- Provided records

◇ ◇ ◇ ◇ ◇ ◇ ◇

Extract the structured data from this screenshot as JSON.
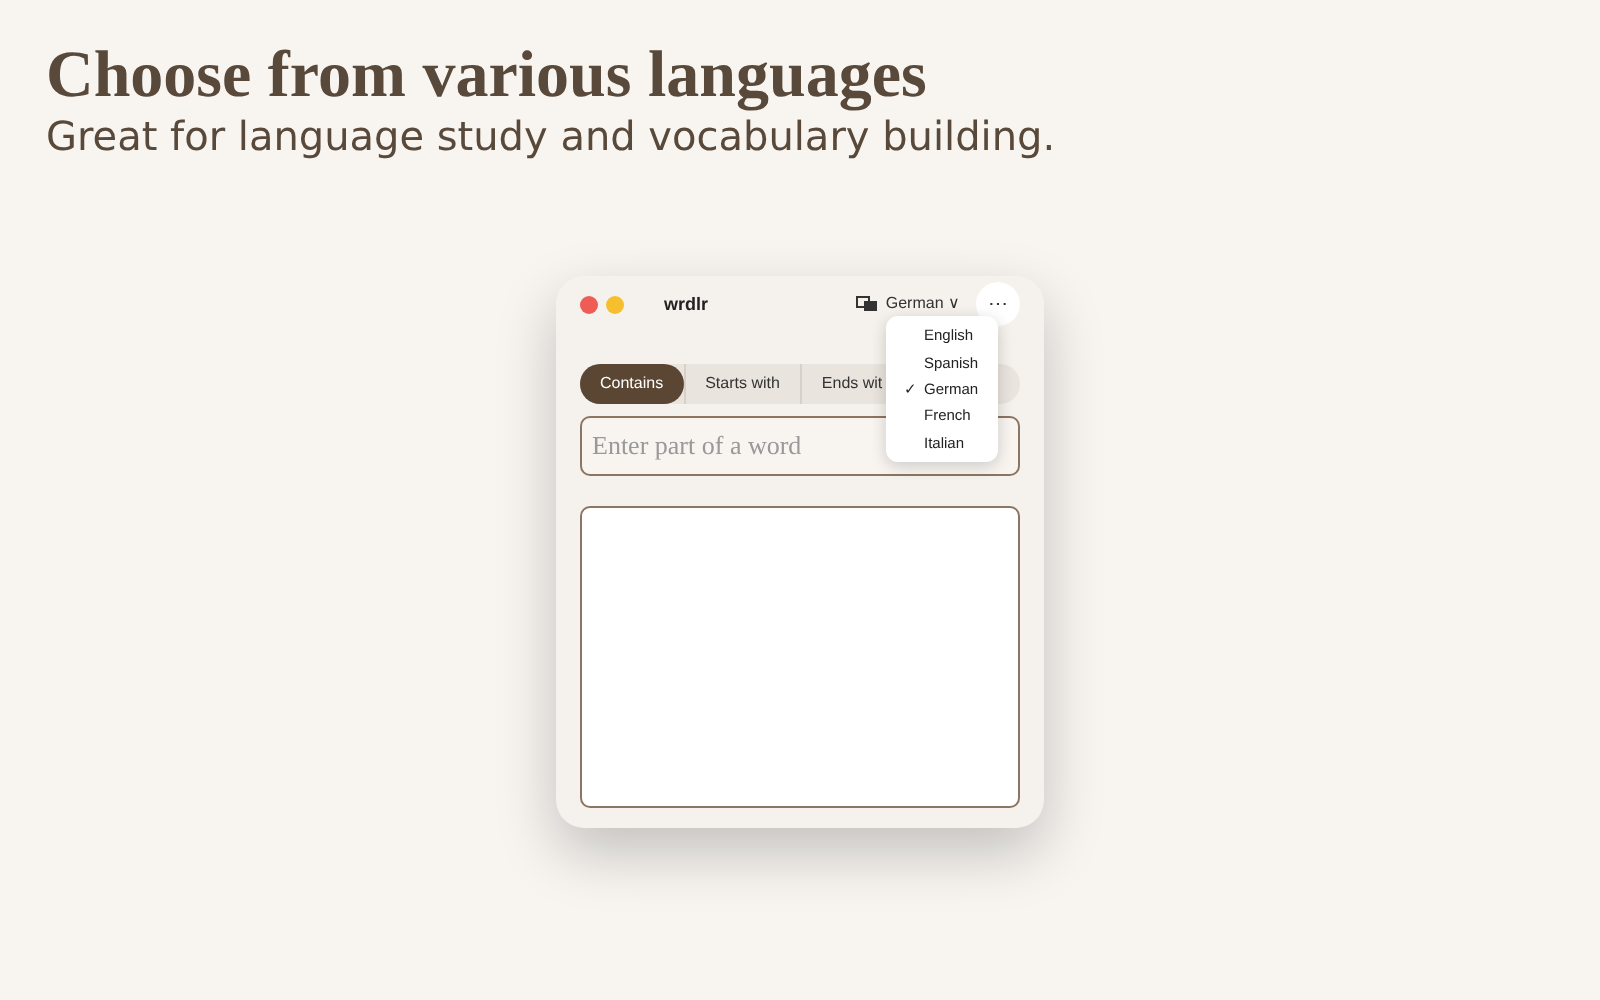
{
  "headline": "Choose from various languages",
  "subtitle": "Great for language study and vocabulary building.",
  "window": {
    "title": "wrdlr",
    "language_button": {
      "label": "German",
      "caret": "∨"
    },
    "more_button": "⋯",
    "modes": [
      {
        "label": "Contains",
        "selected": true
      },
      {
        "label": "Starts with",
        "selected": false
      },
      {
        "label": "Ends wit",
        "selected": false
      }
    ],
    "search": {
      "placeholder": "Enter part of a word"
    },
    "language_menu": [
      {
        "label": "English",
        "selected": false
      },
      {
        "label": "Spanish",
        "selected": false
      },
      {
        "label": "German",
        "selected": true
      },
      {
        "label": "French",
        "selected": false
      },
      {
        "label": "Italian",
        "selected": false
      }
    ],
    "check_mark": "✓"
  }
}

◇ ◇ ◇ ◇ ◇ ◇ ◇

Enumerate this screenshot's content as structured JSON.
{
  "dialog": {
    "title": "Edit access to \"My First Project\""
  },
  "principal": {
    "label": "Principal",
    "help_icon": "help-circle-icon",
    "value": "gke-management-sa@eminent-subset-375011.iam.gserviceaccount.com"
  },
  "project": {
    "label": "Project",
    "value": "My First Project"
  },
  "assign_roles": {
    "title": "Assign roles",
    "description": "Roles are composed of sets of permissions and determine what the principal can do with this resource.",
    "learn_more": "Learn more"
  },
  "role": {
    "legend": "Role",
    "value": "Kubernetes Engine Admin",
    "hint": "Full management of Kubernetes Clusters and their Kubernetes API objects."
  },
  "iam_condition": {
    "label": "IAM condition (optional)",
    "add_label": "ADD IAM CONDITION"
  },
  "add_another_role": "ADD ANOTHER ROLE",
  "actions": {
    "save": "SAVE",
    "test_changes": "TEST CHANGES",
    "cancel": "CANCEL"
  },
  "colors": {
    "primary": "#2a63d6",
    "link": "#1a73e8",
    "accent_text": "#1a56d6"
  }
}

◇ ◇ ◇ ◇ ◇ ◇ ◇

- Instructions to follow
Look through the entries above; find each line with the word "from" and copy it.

- Written response
Extract the structured data from this screenshot as JSON.
  "headline": "Choose from various languages",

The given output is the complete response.